Looking for some great nature destinations in Chicagoland? If so, I just published Nature in Chicagoland: More Than 120 Fantastic Nature Destinations That You Must Visit. It features amazing destinations in Illinois, Indiana, Michigan, and Wisconsin. Click on the title to learn more.
ABOUT ANDREW MORKES
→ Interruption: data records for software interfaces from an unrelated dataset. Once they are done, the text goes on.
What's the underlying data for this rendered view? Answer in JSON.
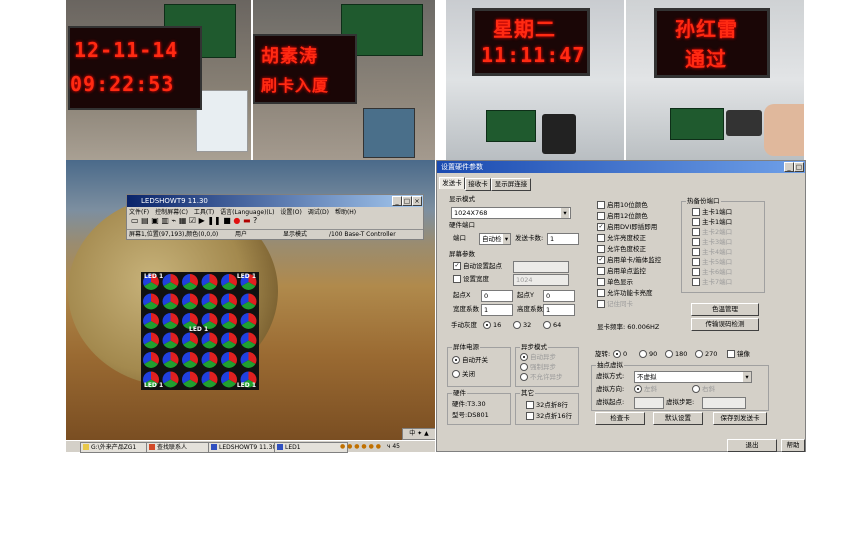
{
  "photos": {
    "p1": {
      "line1": "12-11-14",
      "line2": "09:22:53"
    },
    "p2": {
      "line1": "胡素涛",
      "line2": "刷卡入厦"
    },
    "p3": {
      "line1": "星期二",
      "line2": "11:11:47"
    },
    "p4": {
      "line1": "孙红雷",
      "line2": "通过"
    }
  },
  "led_window": {
    "title": "LEDSHOWT9 11.30",
    "menu": [
      "文件(F)",
      "控制屏幕(C)",
      "工具(T)",
      "语言(Language)(L)",
      "设置(O)",
      "调试(D)",
      "帮助(H)"
    ],
    "status": {
      "position": "屏幕1,位置(97,193),颜色(0,0,0)",
      "user": "用户",
      "display": "显示模式",
      "controller": "/100 Base-T Controller"
    },
    "led_labels": {
      "tl": "LED 1",
      "tr": "LED 1",
      "center": "LED 1",
      "bl": "LED 1",
      "br": "LED 1"
    }
  },
  "taskbar": {
    "item1": "G:\\外来产品ZG1",
    "item2": "查找联系人",
    "item3": "LEDSHOWT9 11.30",
    "item4": "LED1",
    "tray": "中 ✦ ▲",
    "right_trim": "ч 45"
  },
  "settings": {
    "title": "设置硬件参数",
    "tabs": [
      "发送卡",
      "接收卡",
      "显示屏连接"
    ],
    "display_mode": {
      "label": "显示模式",
      "value": "1024X768"
    },
    "hw_port": {
      "label": "硬件端口",
      "port_label": "端口",
      "port_value": "自动检",
      "send_count_label": "发送卡数:",
      "send_count_value": "1"
    },
    "screen_params": {
      "label": "屏幕参数",
      "auto_start": "自动设置起点",
      "set_width": "设置宽度",
      "width_value": "1024",
      "start_x_label": "起点X",
      "start_x_value": "0",
      "start_y_label": "起点Y",
      "start_y_value": "0",
      "width_coef_label": "宽度系数",
      "width_coef_value": "1",
      "height_coef_label": "高度系数",
      "height_coef_value": "1",
      "gray_label": "手动灰度",
      "gray_options": [
        "16",
        "32",
        "64"
      ]
    },
    "power": {
      "label": "屏体电源",
      "on": "自动开关",
      "off": "关闭"
    },
    "async": {
      "label": "异步模式",
      "options": [
        "自动异步",
        "强制异步",
        "不允许异步"
      ]
    },
    "hardware": {
      "label": "硬件",
      "version": "硬件:T3.30",
      "model": "型号:DS801"
    },
    "other": {
      "label": "其它",
      "opt1": "32点折8行",
      "opt2": "32点折16行"
    },
    "checks": [
      {
        "text": "启用10位颜色",
        "checked": false,
        "disabled": false
      },
      {
        "text": "启用12位颜色",
        "checked": false,
        "disabled": false
      },
      {
        "text": "启用DVI即插即用",
        "checked": true,
        "disabled": false
      },
      {
        "text": "允许亮度校正",
        "checked": false,
        "disabled": false
      },
      {
        "text": "允许色度校正",
        "checked": false,
        "disabled": false
      },
      {
        "text": "启用单卡/箱体监控",
        "checked": true,
        "disabled": false
      },
      {
        "text": "启用单点监控",
        "checked": false,
        "disabled": false
      },
      {
        "text": "单色显示",
        "checked": false,
        "disabled": false
      },
      {
        "text": "允许功能卡亮度",
        "checked": false,
        "disabled": false
      },
      {
        "text": "记住同卡",
        "checked": false,
        "disabled": true
      }
    ],
    "card_freq": "显卡频率: 60.006HZ",
    "hot_backup": {
      "label": "热备份端口",
      "items": [
        {
          "text": "主卡1端口",
          "disabled": false
        },
        {
          "text": "主卡1端口",
          "disabled": false
        },
        {
          "text": "主卡2端口",
          "disabled": true
        },
        {
          "text": "主卡3端口",
          "disabled": true
        },
        {
          "text": "主卡4端口",
          "disabled": true
        },
        {
          "text": "主卡5端口",
          "disabled": true
        },
        {
          "text": "主卡6端口",
          "disabled": true
        },
        {
          "text": "主卡7端口",
          "disabled": true
        }
      ]
    },
    "color_mgmt": "色温管理",
    "transfer_check": "传输误码检测",
    "rotation": {
      "label": "旋转:",
      "options": [
        "0",
        "90",
        "180",
        "270"
      ],
      "mirror": "镜像"
    },
    "virtual": {
      "label": "抽点虚拟",
      "mode_label": "虚拟方式:",
      "mode_value": "不虚拟",
      "dir_label": "虚拟方向:",
      "dir_opt1": "左斜",
      "dir_opt2": "右斜",
      "start_label": "虚拟起点:",
      "step_label": "虚拟步距:"
    },
    "buttons": {
      "check_card": "检查卡",
      "default": "默认设置",
      "save": "保存到发送卡",
      "exit": "退出",
      "help": "帮助"
    }
  }
}
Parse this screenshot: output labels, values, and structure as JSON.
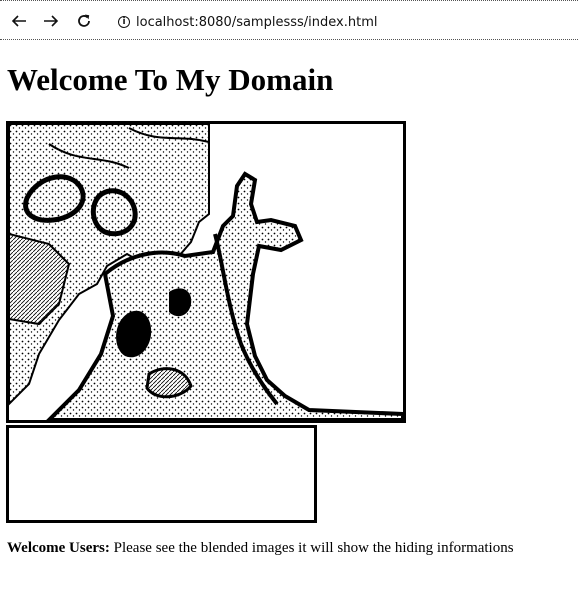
{
  "browser": {
    "url": "localhost:8080/samplesss/index.html",
    "back_icon": "arrow-left-icon",
    "forward_icon": "arrow-right-icon",
    "reload_icon": "reload-icon",
    "info_icon": "info-icon",
    "info_glyph": "i"
  },
  "page": {
    "heading": "Welcome To My Domain",
    "message_label": "Welcome Users:",
    "message_text": " Please see the blended images it will show the hiding informations"
  }
}
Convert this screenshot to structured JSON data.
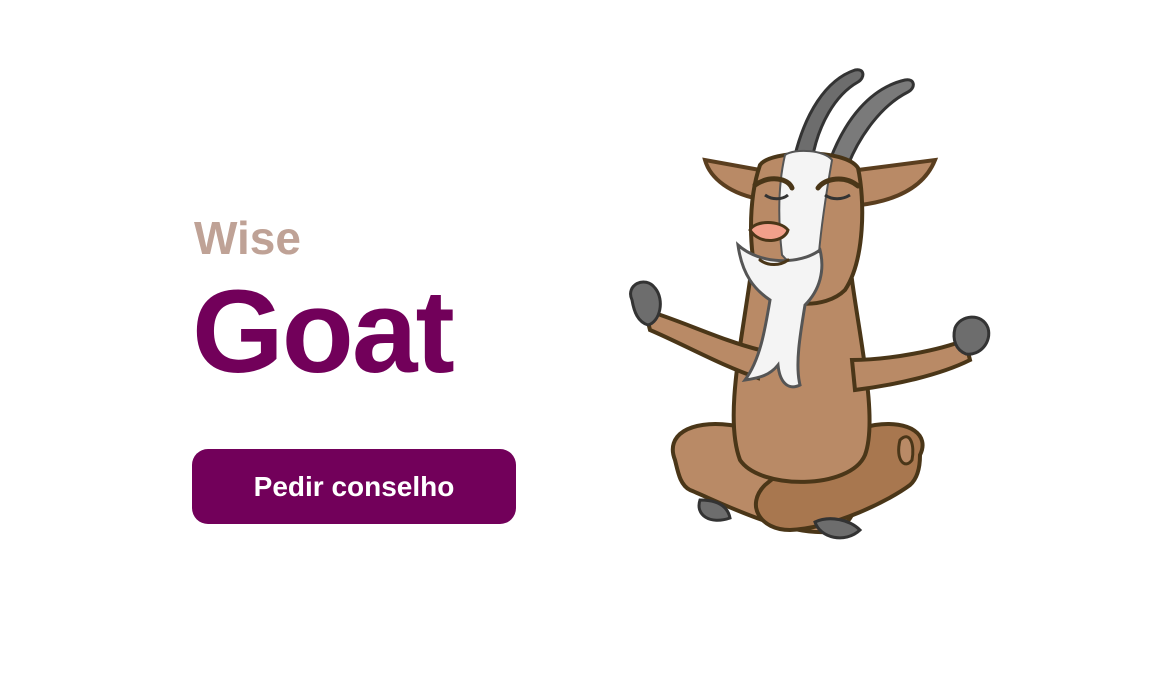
{
  "hero": {
    "subtitle": "Wise",
    "title": "Goat",
    "button_label": "Pedir conselho"
  },
  "colors": {
    "subtitle": "#bfa296",
    "title": "#72005a",
    "button_bg": "#72005a",
    "button_text": "#ffffff",
    "background": "#ffffff"
  },
  "illustration": {
    "icon": "meditating-goat-icon"
  }
}
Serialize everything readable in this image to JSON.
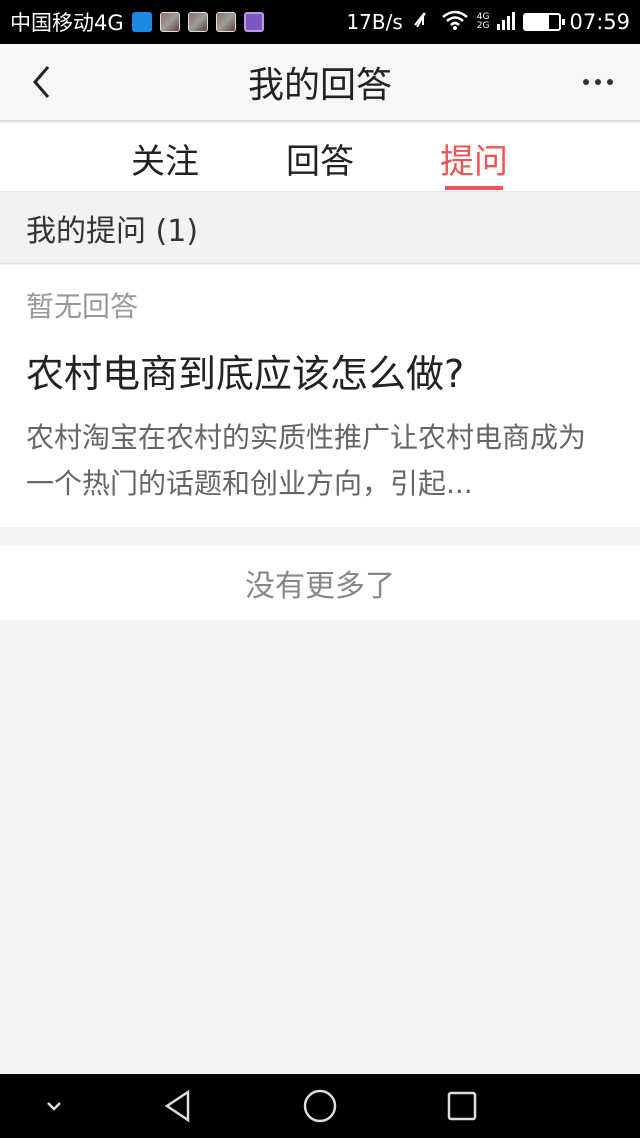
{
  "status_bar": {
    "carrier": "中国移动4G",
    "net_speed": "17B/s",
    "signal_small_top": "4G",
    "signal_small_bottom": "2G",
    "time": "07:59",
    "battery_level": 0.7
  },
  "app_bar": {
    "title": "我的回答",
    "back_icon": "chevron-left-icon",
    "more_icon": "more-dots-icon"
  },
  "tabs": [
    {
      "label": "关注",
      "active": false
    },
    {
      "label": "回答",
      "active": false
    },
    {
      "label": "提问",
      "active": true
    }
  ],
  "accent_color": "#f05454",
  "section": {
    "header": "我的提问 (1)"
  },
  "question": {
    "status": "暂无回答",
    "title": "农村电商到底应该怎么做?",
    "description": "农村淘宝在农村的实质性推广让农村电商成为一个热门的话题和创业方向，引起..."
  },
  "footer": {
    "no_more": "没有更多了"
  },
  "nav_bar": {
    "icons": [
      "chevron-down-icon",
      "back-triangle-icon",
      "home-circle-icon",
      "recents-square-icon"
    ]
  }
}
I have been a writer and editor for more than twenty-five years. I’m the founder of College & Career Press (2002); the editorial director of the CAM Report career newsletter and College Spotlightnewsletter; the author and publisher of “The Morkes Report: College and Career Planning Trends” blog; and the author and publisher of Hot Health Care Careers: 30 Occupations With Fast Growth and Many New Job Openings; Nontraditional Careers for Women and Men: More Than 30 Great Jobs for Women and Men With Apprenticeships Through PhDs; They Teach That in College!?: A Resource Guide to More Than 100 Interesting College Majors, which was selected as one of the best books of the year by the library journal Voice of Youth Advocates; and other titles. They Teach That in College!? provides more information on environmental- and sustainability-related majors such as Ecotourism, Range Management, Renewable Energy, Sustainability and the Built Environment, Sustainability Studies, and Sustainable Agriculture/Organic Farming. I’m also a member of the parent advisory board at my son’s school.
In addition to these publications, I’ve written more than 40 books about careers for other publishing and media companies including Infobase (such as the venerable Encyclopedia of Careers & Vocational Guidance, the Vault Career Guide to Accounting, and many volumes in the Careers in Focus, Discovering Careers, What Can I Do Now?!, and Career Skills Library series) and Mason Crest (including those in the Careers in the Building Trades and Cool Careers in Science series).
My poetry has appeared in Cadence, Wisconsin Review, Poetry Motel, Strong Coffee, and Mid-America Review.